Factors that increase the chance of an infant developing ROP include:
There are usually no signs of ROP until it reaches a severe stage. Severe ROP may cause:
A specialist will screen for ROP if your infant has risk factors such as prematurity and low birth weight. The doctor will use a special eye exam to view the blood vessels in the retina.
The doctor will examine your infant’s eyes every 1-2 weeks until the blood vessels in the retina are fully developed.
ROP will usually heal on its own. Your baby's eye will be examined regularly until the blood vessels heal.
More severe ROP may require treatment to reduce the risk of the retina detaching from the back of the eye. Treatment options include:
The best way to prevent ROP is to prevent premature birth. Good prenatal care will help decrease the risk of premature birth.
American Academy of Pediatrics
National Eye Institute
Canadian Ophthalmology Society
Canadian Pediatric Society
American Academy of Pediatrics, American Academy of Ophthalmology, American Association for Pediatric Ophthalmology and Strabismus. Screening examination of premature infants for retinopathy of prematurity. Pediatrics . 2006;117(2):572.
Retinopathy of prematurity. EBSCO DynaMed website. Available at: http://www.ebscohost.com/dynamed/what.php . Updated June 10, 2013. Accessed June 24, 2013.
Retinopathy of prematurity. National Eye Institute website, Available at: http://www.nei.nih.gov/health/rop . Accessed June 24, 2013.

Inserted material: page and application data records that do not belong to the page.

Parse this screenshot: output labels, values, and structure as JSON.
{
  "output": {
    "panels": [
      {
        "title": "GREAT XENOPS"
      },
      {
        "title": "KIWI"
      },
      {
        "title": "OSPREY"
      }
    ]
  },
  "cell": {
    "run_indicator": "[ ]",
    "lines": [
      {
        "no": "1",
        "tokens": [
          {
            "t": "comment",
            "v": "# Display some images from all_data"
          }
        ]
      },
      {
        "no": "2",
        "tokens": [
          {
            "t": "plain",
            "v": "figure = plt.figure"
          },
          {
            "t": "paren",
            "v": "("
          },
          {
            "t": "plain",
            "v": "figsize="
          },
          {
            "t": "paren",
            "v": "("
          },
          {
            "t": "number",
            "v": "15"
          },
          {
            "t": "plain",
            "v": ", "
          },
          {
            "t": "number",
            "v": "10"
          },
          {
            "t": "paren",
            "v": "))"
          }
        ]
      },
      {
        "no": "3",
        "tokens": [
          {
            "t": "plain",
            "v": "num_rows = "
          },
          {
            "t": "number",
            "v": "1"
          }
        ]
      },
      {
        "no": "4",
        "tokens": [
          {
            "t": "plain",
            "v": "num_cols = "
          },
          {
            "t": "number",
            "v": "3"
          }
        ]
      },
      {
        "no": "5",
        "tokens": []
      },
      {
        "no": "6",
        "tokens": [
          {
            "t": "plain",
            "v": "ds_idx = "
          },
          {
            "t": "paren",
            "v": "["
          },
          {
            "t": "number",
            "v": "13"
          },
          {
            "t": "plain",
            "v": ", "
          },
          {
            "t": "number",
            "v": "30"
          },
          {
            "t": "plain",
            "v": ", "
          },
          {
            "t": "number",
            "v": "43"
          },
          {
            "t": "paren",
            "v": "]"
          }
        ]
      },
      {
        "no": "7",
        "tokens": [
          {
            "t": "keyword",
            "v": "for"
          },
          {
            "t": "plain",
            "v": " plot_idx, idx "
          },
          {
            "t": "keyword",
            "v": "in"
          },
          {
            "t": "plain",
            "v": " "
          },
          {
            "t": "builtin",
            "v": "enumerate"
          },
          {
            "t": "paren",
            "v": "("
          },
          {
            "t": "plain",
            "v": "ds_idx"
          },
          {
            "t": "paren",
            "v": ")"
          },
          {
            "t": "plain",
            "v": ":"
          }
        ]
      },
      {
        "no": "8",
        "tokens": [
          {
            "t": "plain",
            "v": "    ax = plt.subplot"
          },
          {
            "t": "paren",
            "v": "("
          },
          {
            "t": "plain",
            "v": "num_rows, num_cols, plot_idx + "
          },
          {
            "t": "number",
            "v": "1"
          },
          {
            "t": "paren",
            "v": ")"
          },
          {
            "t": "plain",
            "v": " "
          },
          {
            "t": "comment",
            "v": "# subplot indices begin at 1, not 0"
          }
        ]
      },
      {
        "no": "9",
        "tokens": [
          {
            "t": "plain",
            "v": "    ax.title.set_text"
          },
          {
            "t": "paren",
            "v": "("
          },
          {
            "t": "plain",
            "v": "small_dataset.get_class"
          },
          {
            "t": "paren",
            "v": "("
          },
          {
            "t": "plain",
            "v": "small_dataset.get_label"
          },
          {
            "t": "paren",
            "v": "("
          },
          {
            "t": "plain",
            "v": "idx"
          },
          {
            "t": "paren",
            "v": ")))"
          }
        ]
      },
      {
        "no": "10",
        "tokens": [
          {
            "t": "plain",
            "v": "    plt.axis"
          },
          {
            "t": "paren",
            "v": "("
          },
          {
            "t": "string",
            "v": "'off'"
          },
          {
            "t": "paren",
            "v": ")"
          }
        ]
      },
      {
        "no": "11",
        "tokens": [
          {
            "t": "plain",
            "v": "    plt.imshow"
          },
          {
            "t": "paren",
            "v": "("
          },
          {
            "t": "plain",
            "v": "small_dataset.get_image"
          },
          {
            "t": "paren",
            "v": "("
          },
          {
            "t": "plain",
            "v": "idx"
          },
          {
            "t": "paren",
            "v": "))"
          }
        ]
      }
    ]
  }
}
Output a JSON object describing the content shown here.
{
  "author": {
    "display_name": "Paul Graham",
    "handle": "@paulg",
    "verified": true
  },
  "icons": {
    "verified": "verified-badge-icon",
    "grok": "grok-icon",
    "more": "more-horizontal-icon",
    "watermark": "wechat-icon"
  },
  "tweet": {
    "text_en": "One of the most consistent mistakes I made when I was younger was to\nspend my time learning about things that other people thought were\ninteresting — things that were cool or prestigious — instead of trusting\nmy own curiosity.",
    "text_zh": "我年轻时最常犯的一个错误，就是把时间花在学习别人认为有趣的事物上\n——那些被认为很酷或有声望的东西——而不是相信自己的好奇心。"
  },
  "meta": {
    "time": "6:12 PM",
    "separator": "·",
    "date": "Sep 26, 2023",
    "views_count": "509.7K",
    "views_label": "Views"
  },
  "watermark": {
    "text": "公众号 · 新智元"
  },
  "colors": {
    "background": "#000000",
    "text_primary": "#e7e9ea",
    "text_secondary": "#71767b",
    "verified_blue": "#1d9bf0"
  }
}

Last reviewed March 2013 by Michael Woods, MD
Last Updated: 3/1/2013